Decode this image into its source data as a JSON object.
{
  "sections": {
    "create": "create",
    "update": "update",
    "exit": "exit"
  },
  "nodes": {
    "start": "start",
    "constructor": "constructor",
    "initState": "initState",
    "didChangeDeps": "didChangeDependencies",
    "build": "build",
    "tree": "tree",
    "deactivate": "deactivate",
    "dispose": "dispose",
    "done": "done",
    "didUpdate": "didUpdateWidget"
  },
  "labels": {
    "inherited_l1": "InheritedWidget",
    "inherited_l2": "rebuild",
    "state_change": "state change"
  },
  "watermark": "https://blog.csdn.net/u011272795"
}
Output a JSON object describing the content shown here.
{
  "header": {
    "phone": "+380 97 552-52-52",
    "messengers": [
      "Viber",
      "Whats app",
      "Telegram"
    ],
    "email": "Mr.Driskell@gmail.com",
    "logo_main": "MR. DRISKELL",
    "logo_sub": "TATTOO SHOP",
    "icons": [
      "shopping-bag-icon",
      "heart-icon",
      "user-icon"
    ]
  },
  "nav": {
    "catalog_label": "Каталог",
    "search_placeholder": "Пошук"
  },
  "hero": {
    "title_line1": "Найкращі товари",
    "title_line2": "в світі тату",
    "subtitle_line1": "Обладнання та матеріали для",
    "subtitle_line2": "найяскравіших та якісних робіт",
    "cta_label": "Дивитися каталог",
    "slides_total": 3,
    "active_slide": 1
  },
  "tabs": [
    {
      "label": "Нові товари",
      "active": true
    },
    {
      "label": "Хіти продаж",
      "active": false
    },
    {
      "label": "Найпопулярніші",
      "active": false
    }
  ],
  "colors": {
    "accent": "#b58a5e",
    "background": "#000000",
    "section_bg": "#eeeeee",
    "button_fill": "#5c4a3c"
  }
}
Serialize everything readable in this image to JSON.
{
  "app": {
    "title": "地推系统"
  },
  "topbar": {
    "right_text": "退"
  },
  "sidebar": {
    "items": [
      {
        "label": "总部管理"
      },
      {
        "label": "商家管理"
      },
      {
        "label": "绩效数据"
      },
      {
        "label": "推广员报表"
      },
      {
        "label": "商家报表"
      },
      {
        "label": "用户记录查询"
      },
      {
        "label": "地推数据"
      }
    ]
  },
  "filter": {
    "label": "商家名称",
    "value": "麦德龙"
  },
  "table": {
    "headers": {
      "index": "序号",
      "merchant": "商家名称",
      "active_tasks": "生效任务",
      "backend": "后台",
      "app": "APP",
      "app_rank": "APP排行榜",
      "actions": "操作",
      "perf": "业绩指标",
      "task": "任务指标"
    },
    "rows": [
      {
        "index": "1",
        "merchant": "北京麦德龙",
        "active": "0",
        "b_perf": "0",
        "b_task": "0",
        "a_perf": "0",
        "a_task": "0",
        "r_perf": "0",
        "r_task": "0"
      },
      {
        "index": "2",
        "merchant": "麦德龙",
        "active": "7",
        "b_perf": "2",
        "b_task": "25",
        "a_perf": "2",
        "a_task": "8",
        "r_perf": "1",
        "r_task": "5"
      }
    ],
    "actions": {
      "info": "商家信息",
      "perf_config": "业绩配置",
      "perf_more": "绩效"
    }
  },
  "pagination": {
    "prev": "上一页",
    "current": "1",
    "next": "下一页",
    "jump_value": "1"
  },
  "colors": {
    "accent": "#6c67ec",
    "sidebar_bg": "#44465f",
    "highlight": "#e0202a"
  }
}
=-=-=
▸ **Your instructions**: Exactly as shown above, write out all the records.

▸ **Answer section**:
Decode this image into its source data as a JSON object.
{
  "sections": {
    "create": "create",
    "update": "update",
    "exit": "exit"
  },
  "nodes": {
    "start": "start",
    "constructor": "constructor",
    "initState": "initState",
    "didChangeDeps": "didChangeDependencies",
    "build": "build",
    "tree": "tree",
    "deactivate": "deactivate",
    "dispose": "dispose",
    "done": "done",
    "didUpdate": "didUpdateWidget"
  },
  "labels": {
    "inherited_l1": "InheritedWidget",
    "inherited_l2": "rebuild",
    "state_change": "state change"
  },
  "watermark": "https://blog.csdn.net/u011272795"
}
Output a JSON object describing the content shown here.
{
  "header": {
    "phone": "+380 97 552-52-52",
    "messengers": [
      "Viber",
      "Whats app",
      "Telegram"
    ],
    "email": "Mr.Driskell@gmail.com",
    "logo_main": "MR. DRISKELL",
    "logo_sub": "TATTOO SHOP",
    "icons": [
      "shopping-bag-icon",
      "heart-icon",
      "user-icon"
    ]
  },
  "nav": {
    "catalog_label": "Каталог",
    "search_placeholder": "Пошук"
  },
  "hero": {
    "title_line1": "Найкращі товари",
    "title_line2": "в світі тату",
    "subtitle_line1": "Обладнання та матеріали для",
    "subtitle_line2": "найяскравіших та якісних робіт",
    "cta_label": "Дивитися каталог",
    "slides_total": 3,
    "active_slide": 1
  },
  "tabs": [
    {
      "label": "Нові товари",
      "active": true
    },
    {
      "label": "Хіти продаж",
      "active": false
    },
    {
      "label": "Найпопулярніші",
      "active": false
    }
  ],
  "colors": {
    "accent": "#b58a5e",
    "background": "#000000",
    "section_bg": "#eeeeee",
    "button_fill": "#5c4a3c"
  }
}
Serialize everything readable in this image to JSON.
{
  "app": {
    "title": "地推系统"
  },
  "topbar": {
    "right_text": "退"
  },
  "sidebar": {
    "items": [
      {
        "label": "总部管理"
      },
      {
        "label": "商家管理"
      },
      {
        "label": "绩效数据"
      },
      {
        "label": "推广员报表"
      },
      {
        "label": "商家报表"
      },
      {
        "label": "用户记录查询"
      },
      {
        "label": "地推数据"
      }
    ]
  },
  "filter": {
    "label": "商家名称",
    "value": "麦德龙"
  },
  "table": {
    "headers": {
      "index": "序号",
      "merchant": "商家名称",
      "active_tasks": "生效任务",
      "backend": "后台",
      "app": "APP",
      "app_rank": "APP排行榜",
      "actions": "操作",
      "perf": "业绩指标",
      "task": "任务指标"
    },
    "rows": [
      {
        "index": "1",
        "merchant": "北京麦德龙",
        "active": "0",
        "b_perf": "0",
        "b_task": "0",
        "a_perf": "0",
        "a_task": "0",
        "r_perf": "0",
        "r_task": "0"
      },
      {
        "index": "2",
        "merchant": "麦德龙",
        "active": "7",
        "b_perf": "2",
        "b_task": "25",
        "a_perf": "2",
        "a_task": "8",
        "r_perf": "1",
        "r_task": "5"
      }
    ],
    "actions": {
      "info": "商家信息",
      "perf_config": "业绩配置",
      "perf_more": "绩效"
    }
  },
  "pagination": {
    "prev": "上一页",
    "current": "1",
    "next": "下一页",
    "jump_value": "1"
  },
  "colors": {
    "accent": "#6c67ec",
    "sidebar_bg": "#44465f",
    "highlight": "#e0202a"
  }
}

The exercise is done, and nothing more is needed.